The Opportunity of a Complaint
So many people fear negative feedback and hearing complaints. But what many people don’t realize is a complaint is an opportunity for a few things. You can learn more about current and potential clients, make a change from the complaint or you can work to educate the person complaining about your company.
One of my clients just received a complaint about an issue that was very trivial in the realm of their business but it was a daily customer of theirs that wanted their needs to be heard.
The first thing you need to do when you get a complaint is understand it. You may think you understand their complaint completely but the truth is asking a few more questions could really open the door to a great dialogue. The person who originally complained in the above situation had brought a lot of other items into the complaint that was out of the control of the company including weather issues. The best thing to do was to summarize what they were feeling that was relevant back to them and then ask them a few questions to really narrow down the issue. This completely opened up the door for a great conversation that immediately became more friendly and open. People are dying to be heard and to feel validated in their feelings. Take the time to understand how your business made them feel.
After you understand the issue you need to filter the issue from the emotions. This is a time to reflect on whether or not it is a valid issue. Years ago when I was a crazy people pleaser I would have made big changes just to make one person happy no matter how it inconveinced me or the people I was working with. But truthfully you built a business on values and knowledge. You need to evaluate the complaint and see how it fits with how you operate your business, how it effects your staff and the rest of your clients. Luckily many times complaints are easy fixes, however sometimes they aren’t and they take time to find the right solution.
The key to making a complaint an opportunity is communication. They need to be heard. You need to understand. However once that is done there is an opportunity for you to help them understand too. Maybe you offer your services this way because it provides a better end product. I find this issue a lot with my government clients. They have set up a procedure to take care of something but the person making the complaint didn’t know there was a procedure and are usually very happy to hear that it’s already been solved.
Once you’ve understood their issue and taken the time to do that you have a dialogue not a monologue. This opens the door for you to teach the person why you do what you do. Keep their feelings in mind when you talk with them and remember that digital communication like emails and social media does not have a tone. Re-read your email in the most positive tone and then re-read it in a negative tone. Make changes accordingly.

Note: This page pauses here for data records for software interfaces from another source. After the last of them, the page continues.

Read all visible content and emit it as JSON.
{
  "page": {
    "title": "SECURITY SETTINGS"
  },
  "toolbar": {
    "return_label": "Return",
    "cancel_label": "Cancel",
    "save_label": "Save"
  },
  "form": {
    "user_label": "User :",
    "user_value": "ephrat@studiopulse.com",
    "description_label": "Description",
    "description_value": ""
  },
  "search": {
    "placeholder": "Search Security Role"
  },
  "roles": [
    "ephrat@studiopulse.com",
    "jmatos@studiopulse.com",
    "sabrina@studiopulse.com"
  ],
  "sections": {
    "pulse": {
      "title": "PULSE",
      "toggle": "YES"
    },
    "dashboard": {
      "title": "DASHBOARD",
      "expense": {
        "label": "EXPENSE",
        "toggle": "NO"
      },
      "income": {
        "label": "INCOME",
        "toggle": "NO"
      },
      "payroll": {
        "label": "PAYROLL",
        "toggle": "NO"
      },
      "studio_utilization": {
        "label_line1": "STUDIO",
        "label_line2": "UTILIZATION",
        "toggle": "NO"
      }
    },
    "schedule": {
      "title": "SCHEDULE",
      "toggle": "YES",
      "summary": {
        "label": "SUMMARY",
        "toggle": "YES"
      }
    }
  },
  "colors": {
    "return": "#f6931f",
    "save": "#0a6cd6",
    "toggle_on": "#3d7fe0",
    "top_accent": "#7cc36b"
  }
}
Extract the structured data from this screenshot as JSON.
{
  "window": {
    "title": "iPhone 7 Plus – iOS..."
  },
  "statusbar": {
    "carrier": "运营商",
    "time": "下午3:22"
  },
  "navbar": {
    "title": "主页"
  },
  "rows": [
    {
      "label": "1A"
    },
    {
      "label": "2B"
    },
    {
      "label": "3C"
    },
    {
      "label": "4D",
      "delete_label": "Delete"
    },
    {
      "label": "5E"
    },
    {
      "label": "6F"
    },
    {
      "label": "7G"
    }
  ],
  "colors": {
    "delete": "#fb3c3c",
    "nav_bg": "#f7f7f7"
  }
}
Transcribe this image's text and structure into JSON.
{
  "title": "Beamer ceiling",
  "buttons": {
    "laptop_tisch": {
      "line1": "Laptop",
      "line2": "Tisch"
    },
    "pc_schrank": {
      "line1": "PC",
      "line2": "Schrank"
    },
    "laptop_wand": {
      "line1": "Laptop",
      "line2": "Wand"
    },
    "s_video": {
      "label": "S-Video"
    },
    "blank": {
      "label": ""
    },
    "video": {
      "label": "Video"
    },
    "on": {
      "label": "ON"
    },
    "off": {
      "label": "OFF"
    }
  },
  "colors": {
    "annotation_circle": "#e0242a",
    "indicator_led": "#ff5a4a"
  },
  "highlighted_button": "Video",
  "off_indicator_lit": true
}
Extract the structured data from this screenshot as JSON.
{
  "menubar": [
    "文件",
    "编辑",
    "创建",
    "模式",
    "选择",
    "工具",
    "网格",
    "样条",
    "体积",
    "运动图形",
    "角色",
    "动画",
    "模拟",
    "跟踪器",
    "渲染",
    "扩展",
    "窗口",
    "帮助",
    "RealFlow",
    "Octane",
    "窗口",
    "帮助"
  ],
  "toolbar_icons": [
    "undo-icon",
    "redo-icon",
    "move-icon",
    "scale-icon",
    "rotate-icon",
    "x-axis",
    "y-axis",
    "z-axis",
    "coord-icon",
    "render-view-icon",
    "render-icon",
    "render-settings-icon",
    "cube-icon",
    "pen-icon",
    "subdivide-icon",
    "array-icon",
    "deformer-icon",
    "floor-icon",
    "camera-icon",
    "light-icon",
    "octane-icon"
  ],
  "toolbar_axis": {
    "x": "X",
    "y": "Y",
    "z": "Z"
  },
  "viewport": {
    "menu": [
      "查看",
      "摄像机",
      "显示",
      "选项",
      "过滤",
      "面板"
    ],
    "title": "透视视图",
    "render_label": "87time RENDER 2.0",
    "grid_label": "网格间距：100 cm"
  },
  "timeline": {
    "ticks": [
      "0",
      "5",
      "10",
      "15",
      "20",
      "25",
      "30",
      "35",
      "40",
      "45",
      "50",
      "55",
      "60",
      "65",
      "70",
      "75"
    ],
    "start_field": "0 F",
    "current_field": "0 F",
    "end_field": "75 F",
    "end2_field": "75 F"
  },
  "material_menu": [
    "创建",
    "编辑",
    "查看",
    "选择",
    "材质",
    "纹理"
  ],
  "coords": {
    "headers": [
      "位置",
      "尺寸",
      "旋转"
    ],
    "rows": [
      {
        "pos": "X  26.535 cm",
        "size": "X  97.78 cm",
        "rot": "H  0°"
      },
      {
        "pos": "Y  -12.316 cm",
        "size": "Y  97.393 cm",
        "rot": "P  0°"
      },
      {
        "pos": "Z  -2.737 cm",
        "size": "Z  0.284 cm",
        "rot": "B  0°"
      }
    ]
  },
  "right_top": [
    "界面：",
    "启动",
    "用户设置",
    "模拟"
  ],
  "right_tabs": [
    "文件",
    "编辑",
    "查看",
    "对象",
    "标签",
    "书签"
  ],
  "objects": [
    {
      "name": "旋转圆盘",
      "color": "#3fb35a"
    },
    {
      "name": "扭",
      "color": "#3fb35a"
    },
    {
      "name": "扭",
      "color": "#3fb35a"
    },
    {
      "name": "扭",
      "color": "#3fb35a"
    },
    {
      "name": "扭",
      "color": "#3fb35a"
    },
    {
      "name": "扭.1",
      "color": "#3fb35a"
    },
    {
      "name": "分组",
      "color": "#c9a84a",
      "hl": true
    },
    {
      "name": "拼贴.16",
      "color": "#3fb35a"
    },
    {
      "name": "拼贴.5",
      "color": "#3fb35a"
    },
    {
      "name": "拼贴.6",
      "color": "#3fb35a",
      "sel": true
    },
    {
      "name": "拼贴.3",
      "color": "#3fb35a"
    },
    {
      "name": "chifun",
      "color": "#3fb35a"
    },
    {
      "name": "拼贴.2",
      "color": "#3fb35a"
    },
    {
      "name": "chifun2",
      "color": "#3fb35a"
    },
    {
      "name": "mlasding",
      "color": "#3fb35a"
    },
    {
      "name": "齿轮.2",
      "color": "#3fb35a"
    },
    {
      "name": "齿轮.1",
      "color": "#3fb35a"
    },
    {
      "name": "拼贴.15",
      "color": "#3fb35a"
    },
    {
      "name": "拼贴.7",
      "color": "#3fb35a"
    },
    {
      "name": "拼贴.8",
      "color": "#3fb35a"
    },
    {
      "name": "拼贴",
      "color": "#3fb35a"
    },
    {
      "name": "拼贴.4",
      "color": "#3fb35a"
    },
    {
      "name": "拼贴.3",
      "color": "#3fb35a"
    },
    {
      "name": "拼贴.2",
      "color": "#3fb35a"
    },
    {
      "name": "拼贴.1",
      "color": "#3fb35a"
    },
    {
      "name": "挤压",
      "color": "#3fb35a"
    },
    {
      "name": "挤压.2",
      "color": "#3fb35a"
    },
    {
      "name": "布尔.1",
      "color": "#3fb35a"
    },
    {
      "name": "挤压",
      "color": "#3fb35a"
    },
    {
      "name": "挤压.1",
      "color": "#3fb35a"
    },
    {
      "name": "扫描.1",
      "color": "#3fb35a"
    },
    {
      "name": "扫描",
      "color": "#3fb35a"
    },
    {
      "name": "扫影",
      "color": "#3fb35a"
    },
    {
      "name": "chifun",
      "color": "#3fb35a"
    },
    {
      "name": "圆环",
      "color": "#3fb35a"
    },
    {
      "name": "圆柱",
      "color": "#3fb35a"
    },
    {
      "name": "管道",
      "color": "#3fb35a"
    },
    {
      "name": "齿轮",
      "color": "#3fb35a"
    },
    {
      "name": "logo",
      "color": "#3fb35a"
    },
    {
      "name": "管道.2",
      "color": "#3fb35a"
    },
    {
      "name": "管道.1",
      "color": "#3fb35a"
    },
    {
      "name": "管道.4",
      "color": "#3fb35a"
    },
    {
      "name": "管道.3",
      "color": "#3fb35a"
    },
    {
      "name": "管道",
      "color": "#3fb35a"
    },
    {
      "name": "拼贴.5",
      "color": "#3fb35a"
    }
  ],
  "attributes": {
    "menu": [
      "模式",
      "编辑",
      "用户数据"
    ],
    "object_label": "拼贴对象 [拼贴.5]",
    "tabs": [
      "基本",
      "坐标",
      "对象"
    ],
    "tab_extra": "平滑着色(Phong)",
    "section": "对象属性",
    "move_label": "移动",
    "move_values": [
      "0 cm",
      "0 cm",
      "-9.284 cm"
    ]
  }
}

A complaint is not the end of the world. But if a person took the time to make one, I believe they deserve the respect as your current or potential client to be heard.